Barry White of the Scottish Futures Trust replied to my recent letter to the Herald on the subject of fiscal autonomy for Scotland, and my response is published today:
I thank Barry White of the Scottish Futures Trust for his informative reply to my letter about fiscal autonomy for Scotland.
If, as he alludes, his organisation is responsible for raising significant finance for capital investment in public infrastructure using non-traditional financing methods, then that certainly undermines the rationale for fiscal autonomy.
However, if the extent of public borrowing in the UK and other mature democracies detracts from the theoretical argument that making politicians more directly responsible for taxation and public spending leads to greater transparency and accountability, then surely handing a degree of de facto Scottish fiscal autonomy to a quango such as the Scottish Futures Trust must raise concerns, despite the fact that the organisation’s initial remit was to rectify various such shortcomings in relation to the PFI/PPP disasters.

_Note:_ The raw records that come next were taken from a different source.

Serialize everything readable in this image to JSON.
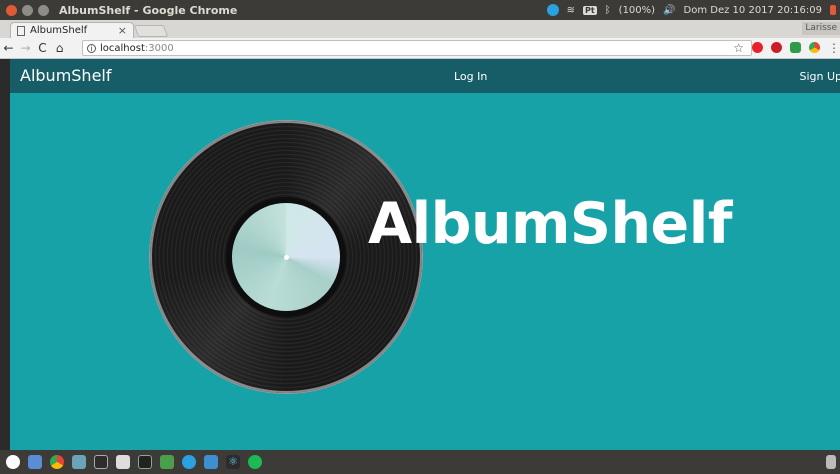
{
  "os": {
    "window_title": "AlbumShelf - Google Chrome",
    "keyboard": "Pt",
    "battery": "(100%)",
    "datetime": "Dom Dez 10 2017 20:16:09"
  },
  "browser": {
    "tab_title": "AlbumShelf",
    "tab_close": "×",
    "profile": "Larisse",
    "url_host": "localhost",
    "url_port": ":3000",
    "back": "←",
    "forward": "→",
    "reload": "C",
    "home": "⌂",
    "info": "i",
    "star": "☆",
    "menu": "⋮"
  },
  "navbar": {
    "brand": "AlbumShelf",
    "login": "Log In",
    "signup": "Sign Up"
  },
  "hero": {
    "title": "AlbumShelf"
  },
  "dock": {
    "react_glyph": "⚛"
  }
}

Scotland’s economy already benefits from the fiscal stimulus provided by UK-wide measures such as last year’s VAT cut, and any divergence from the wider UK economy is, to an extent, addressed by the “automatic stabilisers” of a reduced taxation burden and increased benefit payments during an economic slowdown, which self-evidently confer most benefit on the worst suffering regions.
This, together with the SFT’s claimed ability to finance infrastructure investment, must mean that the justification for fiscal autonomy to address any divergence of the Scottish economy from the UK as a whole must be thin indeed.